- **Exercise directions**: All lines below are to be output exactly as they stand.

- **Supplied entries**:
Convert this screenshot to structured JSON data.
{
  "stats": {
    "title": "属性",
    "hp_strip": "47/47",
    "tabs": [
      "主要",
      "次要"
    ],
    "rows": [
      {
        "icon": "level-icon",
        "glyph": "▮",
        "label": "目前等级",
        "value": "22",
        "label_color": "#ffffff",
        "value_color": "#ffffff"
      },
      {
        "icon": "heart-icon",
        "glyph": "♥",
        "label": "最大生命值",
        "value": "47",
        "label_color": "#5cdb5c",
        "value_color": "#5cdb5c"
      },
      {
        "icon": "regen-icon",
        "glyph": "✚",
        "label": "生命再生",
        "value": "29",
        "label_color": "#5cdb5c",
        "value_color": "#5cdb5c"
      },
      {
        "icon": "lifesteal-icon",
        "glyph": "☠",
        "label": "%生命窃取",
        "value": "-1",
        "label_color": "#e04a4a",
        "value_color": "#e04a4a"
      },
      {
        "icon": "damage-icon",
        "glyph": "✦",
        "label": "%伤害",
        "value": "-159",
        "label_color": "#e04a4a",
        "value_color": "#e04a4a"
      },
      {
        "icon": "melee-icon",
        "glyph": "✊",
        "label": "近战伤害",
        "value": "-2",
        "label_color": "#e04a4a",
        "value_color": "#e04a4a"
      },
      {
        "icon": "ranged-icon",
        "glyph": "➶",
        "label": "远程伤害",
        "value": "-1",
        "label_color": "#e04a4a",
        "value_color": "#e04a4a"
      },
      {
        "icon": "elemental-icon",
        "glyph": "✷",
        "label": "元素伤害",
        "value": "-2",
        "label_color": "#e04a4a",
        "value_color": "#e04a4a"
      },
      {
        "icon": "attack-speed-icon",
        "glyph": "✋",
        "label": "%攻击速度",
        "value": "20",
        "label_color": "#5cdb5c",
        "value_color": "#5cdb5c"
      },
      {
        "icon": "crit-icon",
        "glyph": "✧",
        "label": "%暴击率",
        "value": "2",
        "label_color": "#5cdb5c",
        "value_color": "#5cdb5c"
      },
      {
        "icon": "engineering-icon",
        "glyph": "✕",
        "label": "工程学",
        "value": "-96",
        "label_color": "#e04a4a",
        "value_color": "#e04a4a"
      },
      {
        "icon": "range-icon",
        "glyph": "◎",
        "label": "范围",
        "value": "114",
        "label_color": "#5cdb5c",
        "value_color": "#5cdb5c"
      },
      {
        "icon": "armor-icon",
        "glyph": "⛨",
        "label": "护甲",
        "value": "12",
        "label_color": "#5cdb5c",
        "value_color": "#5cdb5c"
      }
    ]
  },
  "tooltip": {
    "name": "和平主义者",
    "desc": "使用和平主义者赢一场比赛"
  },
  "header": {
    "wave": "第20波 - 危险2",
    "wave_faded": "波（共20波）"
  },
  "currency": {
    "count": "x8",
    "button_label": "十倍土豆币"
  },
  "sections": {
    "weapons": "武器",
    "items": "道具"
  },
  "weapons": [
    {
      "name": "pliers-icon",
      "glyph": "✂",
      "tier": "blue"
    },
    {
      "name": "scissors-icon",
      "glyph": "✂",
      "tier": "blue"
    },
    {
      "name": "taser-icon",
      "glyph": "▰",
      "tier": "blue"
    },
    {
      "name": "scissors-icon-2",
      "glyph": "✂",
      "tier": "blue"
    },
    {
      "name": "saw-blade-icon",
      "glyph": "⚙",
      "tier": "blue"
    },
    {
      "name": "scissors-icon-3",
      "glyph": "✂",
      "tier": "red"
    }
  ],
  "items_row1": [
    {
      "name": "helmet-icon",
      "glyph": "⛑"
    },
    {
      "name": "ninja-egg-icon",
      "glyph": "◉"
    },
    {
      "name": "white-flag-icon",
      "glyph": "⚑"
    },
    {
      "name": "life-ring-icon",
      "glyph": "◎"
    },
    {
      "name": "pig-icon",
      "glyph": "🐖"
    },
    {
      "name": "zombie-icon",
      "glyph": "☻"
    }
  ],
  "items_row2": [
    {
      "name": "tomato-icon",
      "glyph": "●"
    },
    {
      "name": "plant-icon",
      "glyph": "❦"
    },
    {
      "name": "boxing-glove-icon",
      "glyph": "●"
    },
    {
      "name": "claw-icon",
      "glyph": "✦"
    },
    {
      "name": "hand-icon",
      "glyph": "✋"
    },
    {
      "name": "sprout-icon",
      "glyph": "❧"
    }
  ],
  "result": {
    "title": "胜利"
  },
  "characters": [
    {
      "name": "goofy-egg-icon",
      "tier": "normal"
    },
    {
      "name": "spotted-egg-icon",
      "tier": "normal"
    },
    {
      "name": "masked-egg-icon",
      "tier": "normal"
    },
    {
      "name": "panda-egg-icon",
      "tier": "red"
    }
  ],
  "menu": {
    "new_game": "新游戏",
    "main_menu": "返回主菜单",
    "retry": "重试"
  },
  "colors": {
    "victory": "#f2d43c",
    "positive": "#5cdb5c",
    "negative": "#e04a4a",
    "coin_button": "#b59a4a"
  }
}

- **Exercise output**:
Convert this screenshot to structured JSON data.
{
  "stats": {
    "title": "属性",
    "hp_strip": "47/47",
    "tabs": [
      "主要",
      "次要"
    ],
    "rows": [
      {
        "icon": "level-icon",
        "glyph": "▮",
        "label": "目前等级",
        "value": "22",
        "label_color": "#ffffff",
        "value_color": "#ffffff"
      },
      {
        "icon": "heart-icon",
        "glyph": "♥",
        "label": "最大生命值",
        "value": "47",
        "label_color": "#5cdb5c",
        "value_color": "#5cdb5c"
      },
      {
        "icon": "regen-icon",
        "glyph": "✚",
        "label": "生命再生",
        "value": "29",
        "label_color": "#5cdb5c",
        "value_color": "#5cdb5c"
      },
      {
        "icon": "lifesteal-icon",
        "glyph": "☠",
        "label": "%生命窃取",
        "value": "-1",
        "label_color": "#e04a4a",
        "value_color": "#e04a4a"
      },
      {
        "icon": "damage-icon",
        "glyph": "✦",
        "label": "%伤害",
        "value": "-159",
        "label_color": "#e04a4a",
        "value_color": "#e04a4a"
      },
      {
        "icon": "melee-icon",
        "glyph": "✊",
        "label": "近战伤害",
        "value": "-2",
        "label_color": "#e04a4a",
        "value_color": "#e04a4a"
      },
      {
        "icon": "ranged-icon",
        "glyph": "➶",
        "label": "远程伤害",
        "value": "-1",
        "label_color": "#e04a4a",
        "value_color": "#e04a4a"
      },
      {
        "icon": "elemental-icon",
        "glyph": "✷",
        "label": "元素伤害",
        "value": "-2",
        "label_color": "#e04a4a",
        "value_color": "#e04a4a"
      },
      {
        "icon": "attack-speed-icon",
        "glyph": "✋",
        "label": "%攻击速度",
        "value": "20",
        "label_color": "#5cdb5c",
        "value_color": "#5cdb5c"
      },
      {
        "icon": "crit-icon",
        "glyph": "✧",
        "label": "%暴击率",
        "value": "2",
        "label_color": "#5cdb5c",
        "value_color": "#5cdb5c"
      },
      {
        "icon": "engineering-icon",
        "glyph": "✕",
        "label": "工程学",
        "value": "-96",
        "label_color": "#e04a4a",
        "value_color": "#e04a4a"
      },
      {
        "icon": "range-icon",
        "glyph": "◎",
        "label": "范围",
        "value": "114",
        "label_color": "#5cdb5c",
        "value_color": "#5cdb5c"
      },
      {
        "icon": "armor-icon",
        "glyph": "⛨",
        "label": "护甲",
        "value": "12",
        "label_color": "#5cdb5c",
        "value_color": "#5cdb5c"
      }
    ]
  },
  "tooltip": {
    "name": "和平主义者",
    "desc": "使用和平主义者赢一场比赛"
  },
  "header": {
    "wave": "第20波 - 危险2",
    "wave_faded": "波（共20波）"
  },
  "currency": {
    "count": "x8",
    "button_label": "十倍土豆币"
  },
  "sections": {
    "weapons": "武器",
    "items": "道具"
  },
  "weapons": [
    {
      "name": "pliers-icon",
      "glyph": "✂",
      "tier": "blue"
    },
    {
      "name": "scissors-icon",
      "glyph": "✂",
      "tier": "blue"
    },
    {
      "name": "taser-icon",
      "glyph": "▰",
      "tier": "blue"
    },
    {
      "name": "scissors-icon-2",
      "glyph": "✂",
      "tier": "blue"
    },
    {
      "name": "saw-blade-icon",
      "glyph": "⚙",
      "tier": "blue"
    },
    {
      "name": "scissors-icon-3",
      "glyph": "✂",
      "tier": "red"
    }
  ],
  "items_row1": [
    {
      "name": "helmet-icon",
      "glyph": "⛑"
    },
    {
      "name": "ninja-egg-icon",
      "glyph": "◉"
    },
    {
      "name": "white-flag-icon",
      "glyph": "⚑"
    },
    {
      "name": "life-ring-icon",
      "glyph": "◎"
    },
    {
      "name": "pig-icon",
      "glyph": "🐖"
    },
    {
      "name": "zombie-icon",
      "glyph": "☻"
    }
  ],
  "items_row2": [
    {
      "name": "tomato-icon",
      "glyph": "●"
    },
    {
      "name": "plant-icon",
      "glyph": "❦"
    },
    {
      "name": "boxing-glove-icon",
      "glyph": "●"
    },
    {
      "name": "claw-icon",
      "glyph": "✦"
    },
    {
      "name": "hand-icon",
      "glyph": "✋"
    },
    {
      "name": "sprout-icon",
      "glyph": "❧"
    }
  ],
  "result": {
    "title": "胜利"
  },
  "characters": [
    {
      "name": "goofy-egg-icon",
      "tier": "normal"
    },
    {
      "name": "spotted-egg-icon",
      "tier": "normal"
    },
    {
      "name": "masked-egg-icon",
      "tier": "normal"
    },
    {
      "name": "panda-egg-icon",
      "tier": "red"
    }
  ],
  "menu": {
    "new_game": "新游戏",
    "main_menu": "返回主菜单",
    "retry": "重试"
  },
  "colors": {
    "victory": "#f2d43c",
    "positive": "#5cdb5c",
    "negative": "#e04a4a",
    "coin_button": "#b59a4a"
  }
}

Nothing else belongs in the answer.